I did a word-count on my current work in progress and was partially gratified to find that I have 95,000 words, give or take. Partially gratified? What’s up with that?
What’s up with it is that not all the words are the right ones. I’m not talking about finicky word choice (although I’m a fan). Instead, I’m talking about the parts which are, for want of a better term, “placeholder-writing.” And what the hell do I mean by that?
“Placeholder-writing” is when you sketch something in and know you’ll go back later. Words that you believe, while writing, describe what you had in your head, but don’t. I’m willing to bet that the most accomplished writers in the world have these little bobbles. Sometimes you’re in the white-hot heat of composition and just want to get it all down on the page/screen/stone tablet. Sometimes you know at the time that you’re not saying it right, but don’t want to spend an hour trying to find the mot juste when it’s just your brain not serving up the correct image or description. Sometimes you need connective tissue between scenes or troop movements and need to figure out what that connective tissue is, but not right now when you’re all inspired to write the next major scene.
Sometimes my placeholders are baldly placeholder-ish. I can’t remember the name of the household manservant who is holding the reins of the messenger’s horse. I put in an XX to remind me to slug the name in later. There’s a medical procedure I need to look up, but I don’t have the book with me. XX. Need something translated: XX. All perfectly valid use of placeholder-technology.
But the stuff I really need to look out for is the writing where, at the time, I thought I was capturing what I meant, and, on re-reading, realize I didn’t capture it at all. Those 95,000 words? Some of them, to paraphrase Inigo Montoya, don’t mean what I thought they meant.
Purportedly, when asked about a passage in “Pippa Passes,” Robert Browning said something along the lines of “When I wrote that, only God and Robert Browning knew the meaning of it. Now that privilege is reserved to God alone.” Finding the right words means making sure that it’s you, God, and the reader who are in on what’s going on.

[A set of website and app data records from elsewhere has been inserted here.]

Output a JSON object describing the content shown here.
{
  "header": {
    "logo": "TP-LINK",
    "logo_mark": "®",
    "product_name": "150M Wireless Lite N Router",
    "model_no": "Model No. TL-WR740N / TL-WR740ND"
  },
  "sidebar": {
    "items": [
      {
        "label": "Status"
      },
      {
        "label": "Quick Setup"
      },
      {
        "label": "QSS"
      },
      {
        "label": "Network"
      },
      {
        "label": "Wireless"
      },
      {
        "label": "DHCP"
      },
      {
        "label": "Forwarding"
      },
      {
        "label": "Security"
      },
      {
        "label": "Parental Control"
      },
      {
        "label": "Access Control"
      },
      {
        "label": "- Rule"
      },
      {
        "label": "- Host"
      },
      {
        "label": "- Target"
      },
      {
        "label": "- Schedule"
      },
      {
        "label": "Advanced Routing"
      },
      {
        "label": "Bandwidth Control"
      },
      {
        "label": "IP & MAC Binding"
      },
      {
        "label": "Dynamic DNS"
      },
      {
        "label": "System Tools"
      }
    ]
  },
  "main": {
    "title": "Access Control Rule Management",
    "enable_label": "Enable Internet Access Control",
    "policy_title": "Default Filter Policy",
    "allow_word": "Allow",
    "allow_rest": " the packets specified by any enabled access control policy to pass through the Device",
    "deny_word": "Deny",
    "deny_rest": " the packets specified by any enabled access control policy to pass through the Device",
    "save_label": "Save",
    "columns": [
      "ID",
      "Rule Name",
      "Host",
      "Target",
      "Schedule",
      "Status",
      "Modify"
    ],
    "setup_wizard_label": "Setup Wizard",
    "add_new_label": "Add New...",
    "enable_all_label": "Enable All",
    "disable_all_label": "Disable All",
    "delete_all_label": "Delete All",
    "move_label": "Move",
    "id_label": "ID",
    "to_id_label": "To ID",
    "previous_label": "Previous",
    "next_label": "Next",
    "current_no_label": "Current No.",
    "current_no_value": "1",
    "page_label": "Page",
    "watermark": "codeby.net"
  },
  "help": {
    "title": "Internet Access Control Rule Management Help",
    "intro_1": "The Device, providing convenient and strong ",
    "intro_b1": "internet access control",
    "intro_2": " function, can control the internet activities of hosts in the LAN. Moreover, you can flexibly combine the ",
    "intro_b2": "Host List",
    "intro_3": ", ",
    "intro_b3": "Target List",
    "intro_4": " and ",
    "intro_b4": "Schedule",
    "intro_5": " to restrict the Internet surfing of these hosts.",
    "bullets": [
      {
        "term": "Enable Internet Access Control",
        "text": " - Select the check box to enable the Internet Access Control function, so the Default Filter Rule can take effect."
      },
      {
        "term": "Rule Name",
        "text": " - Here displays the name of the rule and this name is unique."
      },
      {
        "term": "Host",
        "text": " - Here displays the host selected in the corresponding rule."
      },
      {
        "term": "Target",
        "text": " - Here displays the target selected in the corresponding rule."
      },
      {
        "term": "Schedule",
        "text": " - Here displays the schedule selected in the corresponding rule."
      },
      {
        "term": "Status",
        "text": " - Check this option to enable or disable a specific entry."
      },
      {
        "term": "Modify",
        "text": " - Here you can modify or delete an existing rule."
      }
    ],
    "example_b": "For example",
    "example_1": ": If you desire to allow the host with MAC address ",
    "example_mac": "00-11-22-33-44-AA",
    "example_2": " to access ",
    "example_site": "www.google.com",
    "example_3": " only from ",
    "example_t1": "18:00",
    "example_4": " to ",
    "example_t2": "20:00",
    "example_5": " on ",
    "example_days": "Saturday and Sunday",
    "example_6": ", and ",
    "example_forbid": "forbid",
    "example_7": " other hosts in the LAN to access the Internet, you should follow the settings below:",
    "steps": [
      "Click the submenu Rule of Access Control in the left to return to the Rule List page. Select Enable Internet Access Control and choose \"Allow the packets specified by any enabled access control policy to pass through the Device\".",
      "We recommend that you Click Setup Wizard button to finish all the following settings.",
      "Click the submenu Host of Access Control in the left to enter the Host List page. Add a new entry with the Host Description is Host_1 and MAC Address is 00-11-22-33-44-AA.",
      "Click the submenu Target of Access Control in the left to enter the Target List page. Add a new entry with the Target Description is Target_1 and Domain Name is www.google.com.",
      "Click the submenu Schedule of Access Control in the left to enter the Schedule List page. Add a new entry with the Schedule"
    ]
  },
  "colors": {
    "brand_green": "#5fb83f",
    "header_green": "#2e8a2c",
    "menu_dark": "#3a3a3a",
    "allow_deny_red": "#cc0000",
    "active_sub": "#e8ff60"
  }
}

Madeleine Robins is the author of The Stone War, Point of Honour, and Petty Treason, as well as many short stories (mostly available on her bookshelf at BVC). She is currently finishing a book and trying to digitize her Regency romances, which date from a World Without Computers…